Data about app and page elements:
- - - - -

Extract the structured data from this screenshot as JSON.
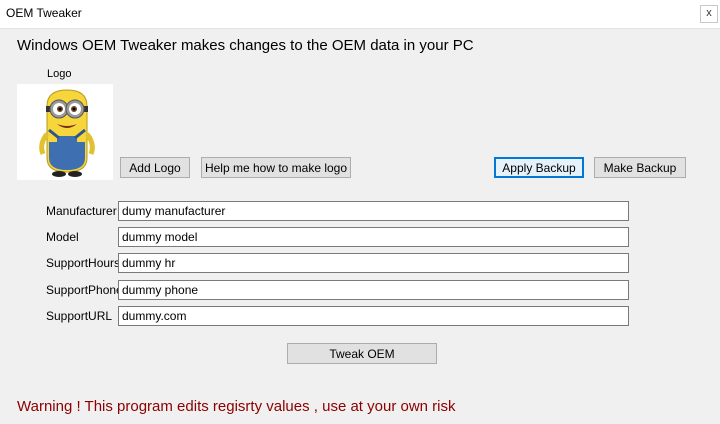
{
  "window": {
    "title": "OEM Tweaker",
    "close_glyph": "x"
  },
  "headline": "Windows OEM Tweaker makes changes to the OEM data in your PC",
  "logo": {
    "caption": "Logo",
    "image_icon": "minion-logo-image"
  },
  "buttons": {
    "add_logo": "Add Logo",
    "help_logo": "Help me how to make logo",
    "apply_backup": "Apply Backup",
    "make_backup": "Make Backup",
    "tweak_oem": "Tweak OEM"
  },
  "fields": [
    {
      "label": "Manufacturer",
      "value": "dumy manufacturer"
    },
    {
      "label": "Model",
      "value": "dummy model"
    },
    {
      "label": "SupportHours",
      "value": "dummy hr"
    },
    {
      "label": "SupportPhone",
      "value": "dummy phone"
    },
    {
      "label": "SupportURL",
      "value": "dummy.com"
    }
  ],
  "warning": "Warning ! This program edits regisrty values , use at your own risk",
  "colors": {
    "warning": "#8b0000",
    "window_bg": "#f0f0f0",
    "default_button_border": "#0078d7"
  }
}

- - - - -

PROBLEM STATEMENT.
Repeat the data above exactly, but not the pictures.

SOLUTION FOR THIS PROBLEM.
Extract the structured data from this screenshot as JSON.
{
  "window": {
    "title": "OEM Tweaker",
    "close_glyph": "x"
  },
  "headline": "Windows OEM Tweaker makes changes to the OEM data in your PC",
  "logo": {
    "caption": "Logo",
    "image_icon": "minion-logo-image"
  },
  "buttons": {
    "add_logo": "Add Logo",
    "help_logo": "Help me how to make logo",
    "apply_backup": "Apply Backup",
    "make_backup": "Make Backup",
    "tweak_oem": "Tweak OEM"
  },
  "fields": [
    {
      "label": "Manufacturer",
      "value": "dumy manufacturer"
    },
    {
      "label": "Model",
      "value": "dummy model"
    },
    {
      "label": "SupportHours",
      "value": "dummy hr"
    },
    {
      "label": "SupportPhone",
      "value": "dummy phone"
    },
    {
      "label": "SupportURL",
      "value": "dummy.com"
    }
  ],
  "warning": "Warning ! This program edits regisrty values , use at your own risk",
  "colors": {
    "warning": "#8b0000",
    "window_bg": "#f0f0f0",
    "default_button_border": "#0078d7"
  }
}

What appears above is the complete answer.